Content starts

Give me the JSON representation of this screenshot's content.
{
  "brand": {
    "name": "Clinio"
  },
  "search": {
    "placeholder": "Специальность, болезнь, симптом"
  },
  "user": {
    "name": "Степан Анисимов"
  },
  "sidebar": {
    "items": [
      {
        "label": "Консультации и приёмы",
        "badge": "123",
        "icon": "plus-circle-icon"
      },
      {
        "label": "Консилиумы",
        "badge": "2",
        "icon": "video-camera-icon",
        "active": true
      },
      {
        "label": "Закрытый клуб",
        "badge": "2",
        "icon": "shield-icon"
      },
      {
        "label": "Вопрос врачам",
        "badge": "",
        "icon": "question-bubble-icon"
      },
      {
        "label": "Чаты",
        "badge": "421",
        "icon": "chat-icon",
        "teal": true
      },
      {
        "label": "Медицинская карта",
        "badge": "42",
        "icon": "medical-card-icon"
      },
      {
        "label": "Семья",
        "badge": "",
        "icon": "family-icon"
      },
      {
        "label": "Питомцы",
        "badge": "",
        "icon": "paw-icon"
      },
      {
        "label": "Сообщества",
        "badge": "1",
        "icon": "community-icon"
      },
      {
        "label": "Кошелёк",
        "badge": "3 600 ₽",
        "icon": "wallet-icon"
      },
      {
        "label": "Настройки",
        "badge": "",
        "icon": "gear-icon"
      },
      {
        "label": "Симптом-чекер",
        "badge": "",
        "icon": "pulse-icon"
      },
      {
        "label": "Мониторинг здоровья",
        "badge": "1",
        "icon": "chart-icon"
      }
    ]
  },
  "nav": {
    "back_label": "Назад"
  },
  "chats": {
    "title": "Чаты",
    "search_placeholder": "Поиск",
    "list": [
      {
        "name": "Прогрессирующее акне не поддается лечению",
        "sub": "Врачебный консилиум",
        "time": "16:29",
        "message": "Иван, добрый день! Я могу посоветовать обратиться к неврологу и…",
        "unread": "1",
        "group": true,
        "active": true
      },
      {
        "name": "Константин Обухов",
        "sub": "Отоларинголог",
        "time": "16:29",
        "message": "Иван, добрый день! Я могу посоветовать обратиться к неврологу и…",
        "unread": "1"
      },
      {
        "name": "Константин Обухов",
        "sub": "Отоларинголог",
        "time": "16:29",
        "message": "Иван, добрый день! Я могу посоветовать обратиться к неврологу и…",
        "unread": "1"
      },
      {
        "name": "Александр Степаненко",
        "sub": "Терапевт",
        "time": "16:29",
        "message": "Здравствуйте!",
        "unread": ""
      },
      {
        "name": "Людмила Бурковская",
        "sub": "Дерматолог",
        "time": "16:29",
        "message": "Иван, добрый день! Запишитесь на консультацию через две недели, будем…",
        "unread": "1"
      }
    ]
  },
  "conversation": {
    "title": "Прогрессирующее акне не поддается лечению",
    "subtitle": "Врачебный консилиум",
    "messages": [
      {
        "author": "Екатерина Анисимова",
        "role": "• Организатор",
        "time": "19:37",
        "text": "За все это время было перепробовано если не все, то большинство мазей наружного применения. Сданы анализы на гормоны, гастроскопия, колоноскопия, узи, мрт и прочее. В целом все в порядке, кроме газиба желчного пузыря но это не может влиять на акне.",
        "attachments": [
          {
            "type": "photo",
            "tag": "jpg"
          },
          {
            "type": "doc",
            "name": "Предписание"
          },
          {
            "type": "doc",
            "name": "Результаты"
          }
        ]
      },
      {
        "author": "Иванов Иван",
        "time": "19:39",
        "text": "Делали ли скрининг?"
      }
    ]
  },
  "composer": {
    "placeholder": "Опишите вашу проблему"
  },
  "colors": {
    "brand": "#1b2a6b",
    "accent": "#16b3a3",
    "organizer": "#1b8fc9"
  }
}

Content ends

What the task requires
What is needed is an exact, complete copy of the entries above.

Result for this exercise
Give me the JSON representation of this screenshot's content.
{
  "brand": {
    "name": "Clinio"
  },
  "search": {
    "placeholder": "Специальность, болезнь, симптом"
  },
  "user": {
    "name": "Степан Анисимов"
  },
  "sidebar": {
    "items": [
      {
        "label": "Консультации и приёмы",
        "badge": "123",
        "icon": "plus-circle-icon"
      },
      {
        "label": "Консилиумы",
        "badge": "2",
        "icon": "video-camera-icon",
        "active": true
      },
      {
        "label": "Закрытый клуб",
        "badge": "2",
        "icon": "shield-icon"
      },
      {
        "label": "Вопрос врачам",
        "badge": "",
        "icon": "question-bubble-icon"
      },
      {
        "label": "Чаты",
        "badge": "421",
        "icon": "chat-icon",
        "teal": true
      },
      {
        "label": "Медицинская карта",
        "badge": "42",
        "icon": "medical-card-icon"
      },
      {
        "label": "Семья",
        "badge": "",
        "icon": "family-icon"
      },
      {
        "label": "Питомцы",
        "badge": "",
        "icon": "paw-icon"
      },
      {
        "label": "Сообщества",
        "badge": "1",
        "icon": "community-icon"
      },
      {
        "label": "Кошелёк",
        "badge": "3 600 ₽",
        "icon": "wallet-icon"
      },
      {
        "label": "Настройки",
        "badge": "",
        "icon": "gear-icon"
      },
      {
        "label": "Симптом-чекер",
        "badge": "",
        "icon": "pulse-icon"
      },
      {
        "label": "Мониторинг здоровья",
        "badge": "1",
        "icon": "chart-icon"
      }
    ]
  },
  "nav": {
    "back_label": "Назад"
  },
  "chats": {
    "title": "Чаты",
    "search_placeholder": "Поиск",
    "list": [
      {
        "name": "Прогрессирующее акне не поддается лечению",
        "sub": "Врачебный консилиум",
        "time": "16:29",
        "message": "Иван, добрый день! Я могу посоветовать обратиться к неврологу и…",
        "unread": "1",
        "group": true,
        "active": true
      },
      {
        "name": "Константин Обухов",
        "sub": "Отоларинголог",
        "time": "16:29",
        "message": "Иван, добрый день! Я могу посоветовать обратиться к неврологу и…",
        "unread": "1"
      },
      {
        "name": "Константин Обухов",
        "sub": "Отоларинголог",
        "time": "16:29",
        "message": "Иван, добрый день! Я могу посоветовать обратиться к неврологу и…",
        "unread": "1"
      },
      {
        "name": "Александр Степаненко",
        "sub": "Терапевт",
        "time": "16:29",
        "message": "Здравствуйте!",
        "unread": ""
      },
      {
        "name": "Людмила Бурковская",
        "sub": "Дерматолог",
        "time": "16:29",
        "message": "Иван, добрый день! Запишитесь на консультацию через две недели, будем…",
        "unread": "1"
      }
    ]
  },
  "conversation": {
    "title": "Прогрессирующее акне не поддается лечению",
    "subtitle": "Врачебный консилиум",
    "messages": [
      {
        "author": "Екатерина Анисимова",
        "role": "• Организатор",
        "time": "19:37",
        "text": "За все это время было перепробовано если не все, то большинство мазей наружного применения. Сданы анализы на гормоны, гастроскопия, колоноскопия, узи, мрт и прочее. В целом все в порядке, кроме газиба желчного пузыря но это не может влиять на акне.",
        "attachments": [
          {
            "type": "photo",
            "tag": "jpg"
          },
          {
            "type": "doc",
            "name": "Предписание"
          },
          {
            "type": "doc",
            "name": "Результаты"
          }
        ]
      },
      {
        "author": "Иванов Иван",
        "time": "19:39",
        "text": "Делали ли скрининг?"
      }
    ]
  },
  "composer": {
    "placeholder": "Опишите вашу проблему"
  },
  "colors": {
    "brand": "#1b2a6b",
    "accent": "#16b3a3",
    "organizer": "#1b8fc9"
  }
}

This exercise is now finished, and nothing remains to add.